----- INPUT -----

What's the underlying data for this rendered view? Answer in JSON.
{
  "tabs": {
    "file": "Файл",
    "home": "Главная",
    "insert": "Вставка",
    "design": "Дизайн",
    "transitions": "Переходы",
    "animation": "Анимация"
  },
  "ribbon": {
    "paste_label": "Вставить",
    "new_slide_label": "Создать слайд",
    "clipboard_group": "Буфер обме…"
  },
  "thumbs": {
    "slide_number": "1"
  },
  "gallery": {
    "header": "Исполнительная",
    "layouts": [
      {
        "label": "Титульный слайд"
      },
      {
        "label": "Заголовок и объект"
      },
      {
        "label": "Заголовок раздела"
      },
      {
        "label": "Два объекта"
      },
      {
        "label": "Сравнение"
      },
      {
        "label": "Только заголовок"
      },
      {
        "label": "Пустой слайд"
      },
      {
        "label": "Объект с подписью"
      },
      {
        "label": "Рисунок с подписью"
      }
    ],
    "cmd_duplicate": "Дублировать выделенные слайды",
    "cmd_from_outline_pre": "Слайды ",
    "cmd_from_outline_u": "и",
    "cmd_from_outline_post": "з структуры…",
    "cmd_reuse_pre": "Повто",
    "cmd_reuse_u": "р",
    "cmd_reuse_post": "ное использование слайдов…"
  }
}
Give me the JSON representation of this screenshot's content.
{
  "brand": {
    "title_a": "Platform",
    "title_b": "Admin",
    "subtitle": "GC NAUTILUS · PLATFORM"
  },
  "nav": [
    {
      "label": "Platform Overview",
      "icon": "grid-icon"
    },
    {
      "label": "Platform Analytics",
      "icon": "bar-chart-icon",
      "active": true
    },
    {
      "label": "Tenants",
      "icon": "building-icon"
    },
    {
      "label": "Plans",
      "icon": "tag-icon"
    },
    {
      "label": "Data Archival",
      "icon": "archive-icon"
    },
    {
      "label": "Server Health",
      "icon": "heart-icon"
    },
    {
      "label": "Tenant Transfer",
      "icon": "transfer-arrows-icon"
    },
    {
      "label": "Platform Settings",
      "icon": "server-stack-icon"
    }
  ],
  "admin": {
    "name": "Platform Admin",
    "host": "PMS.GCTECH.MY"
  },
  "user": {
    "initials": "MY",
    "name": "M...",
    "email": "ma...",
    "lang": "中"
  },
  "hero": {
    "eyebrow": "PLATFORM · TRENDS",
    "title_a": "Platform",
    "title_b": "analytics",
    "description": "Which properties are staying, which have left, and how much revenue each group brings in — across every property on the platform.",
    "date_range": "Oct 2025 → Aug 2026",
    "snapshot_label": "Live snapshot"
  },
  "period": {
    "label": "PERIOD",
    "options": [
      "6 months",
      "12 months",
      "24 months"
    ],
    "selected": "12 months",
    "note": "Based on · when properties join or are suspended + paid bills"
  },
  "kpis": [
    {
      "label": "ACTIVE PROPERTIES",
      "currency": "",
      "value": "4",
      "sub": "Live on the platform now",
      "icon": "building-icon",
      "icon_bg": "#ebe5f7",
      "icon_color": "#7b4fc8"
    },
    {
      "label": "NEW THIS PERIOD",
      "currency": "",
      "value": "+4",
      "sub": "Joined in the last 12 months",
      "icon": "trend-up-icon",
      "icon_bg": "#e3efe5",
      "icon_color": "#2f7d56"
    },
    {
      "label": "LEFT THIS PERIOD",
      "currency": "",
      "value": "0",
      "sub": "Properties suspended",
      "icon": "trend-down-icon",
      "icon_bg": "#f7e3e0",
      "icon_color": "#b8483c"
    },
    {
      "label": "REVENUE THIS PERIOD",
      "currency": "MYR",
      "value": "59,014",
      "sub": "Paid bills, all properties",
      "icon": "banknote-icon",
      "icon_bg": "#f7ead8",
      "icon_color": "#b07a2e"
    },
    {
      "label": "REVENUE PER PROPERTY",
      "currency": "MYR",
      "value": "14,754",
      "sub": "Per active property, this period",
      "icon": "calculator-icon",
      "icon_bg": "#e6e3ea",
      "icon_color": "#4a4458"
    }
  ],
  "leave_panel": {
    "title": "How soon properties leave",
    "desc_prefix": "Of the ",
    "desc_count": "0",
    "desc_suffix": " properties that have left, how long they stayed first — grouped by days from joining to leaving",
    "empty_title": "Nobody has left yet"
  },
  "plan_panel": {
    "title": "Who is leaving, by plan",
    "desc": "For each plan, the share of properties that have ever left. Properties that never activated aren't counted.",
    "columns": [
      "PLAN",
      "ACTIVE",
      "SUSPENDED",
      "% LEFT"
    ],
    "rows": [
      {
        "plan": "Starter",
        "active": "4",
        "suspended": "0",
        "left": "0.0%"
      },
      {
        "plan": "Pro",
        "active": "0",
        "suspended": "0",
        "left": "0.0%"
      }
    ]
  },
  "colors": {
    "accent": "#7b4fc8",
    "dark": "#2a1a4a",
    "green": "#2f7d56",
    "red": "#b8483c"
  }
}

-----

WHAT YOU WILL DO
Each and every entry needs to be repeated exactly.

SOLUTION TO THIS PROBLEM
What's the underlying data for this rendered view? Answer in JSON.
{
  "tabs": {
    "file": "Файл",
    "home": "Главная",
    "insert": "Вставка",
    "design": "Дизайн",
    "transitions": "Переходы",
    "animation": "Анимация"
  },
  "ribbon": {
    "paste_label": "Вставить",
    "new_slide_label": "Создать слайд",
    "clipboard_group": "Буфер обме…"
  },
  "thumbs": {
    "slide_number": "1"
  },
  "gallery": {
    "header": "Исполнительная",
    "layouts": [
      {
        "label": "Титульный слайд"
      },
      {
        "label": "Заголовок и объект"
      },
      {
        "label": "Заголовок раздела"
      },
      {
        "label": "Два объекта"
      },
      {
        "label": "Сравнение"
      },
      {
        "label": "Только заголовок"
      },
      {
        "label": "Пустой слайд"
      },
      {
        "label": "Объект с подписью"
      },
      {
        "label": "Рисунок с подписью"
      }
    ],
    "cmd_duplicate": "Дублировать выделенные слайды",
    "cmd_from_outline_pre": "Слайды ",
    "cmd_from_outline_u": "и",
    "cmd_from_outline_post": "з структуры…",
    "cmd_reuse_pre": "Повто",
    "cmd_reuse_u": "р",
    "cmd_reuse_post": "ное использование слайдов…"
  }
}
Give me the JSON representation of this screenshot's content.
{
  "brand": {
    "title_a": "Platform",
    "title_b": "Admin",
    "subtitle": "GC NAUTILUS · PLATFORM"
  },
  "nav": [
    {
      "label": "Platform Overview",
      "icon": "grid-icon"
    },
    {
      "label": "Platform Analytics",
      "icon": "bar-chart-icon",
      "active": true
    },
    {
      "label": "Tenants",
      "icon": "building-icon"
    },
    {
      "label": "Plans",
      "icon": "tag-icon"
    },
    {
      "label": "Data Archival",
      "icon": "archive-icon"
    },
    {
      "label": "Server Health",
      "icon": "heart-icon"
    },
    {
      "label": "Tenant Transfer",
      "icon": "transfer-arrows-icon"
    },
    {
      "label": "Platform Settings",
      "icon": "server-stack-icon"
    }
  ],
  "admin": {
    "name": "Platform Admin",
    "host": "PMS.GCTECH.MY"
  },
  "user": {
    "initials": "MY",
    "name": "M...",
    "email": "ma...",
    "lang": "中"
  },
  "hero": {
    "eyebrow": "PLATFORM · TRENDS",
    "title_a": "Platform",
    "title_b": "analytics",
    "description": "Which properties are staying, which have left, and how much revenue each group brings in — across every property on the platform.",
    "date_range": "Oct 2025 → Aug 2026",
    "snapshot_label": "Live snapshot"
  },
  "period": {
    "label": "PERIOD",
    "options": [
      "6 months",
      "12 months",
      "24 months"
    ],
    "selected": "12 months",
    "note": "Based on · when properties join or are suspended + paid bills"
  },
  "kpis": [
    {
      "label": "ACTIVE PROPERTIES",
      "currency": "",
      "value": "4",
      "sub": "Live on the platform now",
      "icon": "building-icon",
      "icon_bg": "#ebe5f7",
      "icon_color": "#7b4fc8"
    },
    {
      "label": "NEW THIS PERIOD",
      "currency": "",
      "value": "+4",
      "sub": "Joined in the last 12 months",
      "icon": "trend-up-icon",
      "icon_bg": "#e3efe5",
      "icon_color": "#2f7d56"
    },
    {
      "label": "LEFT THIS PERIOD",
      "currency": "",
      "value": "0",
      "sub": "Properties suspended",
      "icon": "trend-down-icon",
      "icon_bg": "#f7e3e0",
      "icon_color": "#b8483c"
    },
    {
      "label": "REVENUE THIS PERIOD",
      "currency": "MYR",
      "value": "59,014",
      "sub": "Paid bills, all properties",
      "icon": "banknote-icon",
      "icon_bg": "#f7ead8",
      "icon_color": "#b07a2e"
    },
    {
      "label": "REVENUE PER PROPERTY",
      "currency": "MYR",
      "value": "14,754",
      "sub": "Per active property, this period",
      "icon": "calculator-icon",
      "icon_bg": "#e6e3ea",
      "icon_color": "#4a4458"
    }
  ],
  "leave_panel": {
    "title": "How soon properties leave",
    "desc_prefix": "Of the ",
    "desc_count": "0",
    "desc_suffix": " properties that have left, how long they stayed first — grouped by days from joining to leaving",
    "empty_title": "Nobody has left yet"
  },
  "plan_panel": {
    "title": "Who is leaving, by plan",
    "desc": "For each plan, the share of properties that have ever left. Properties that never activated aren't counted.",
    "columns": [
      "PLAN",
      "ACTIVE",
      "SUSPENDED",
      "% LEFT"
    ],
    "rows": [
      {
        "plan": "Starter",
        "active": "4",
        "suspended": "0",
        "left": "0.0%"
      },
      {
        "plan": "Pro",
        "active": "0",
        "suspended": "0",
        "left": "0.0%"
      }
    ]
  },
  "colors": {
    "accent": "#7b4fc8",
    "dark": "#2a1a4a",
    "green": "#2f7d56",
    "red": "#b8483c"
  }
}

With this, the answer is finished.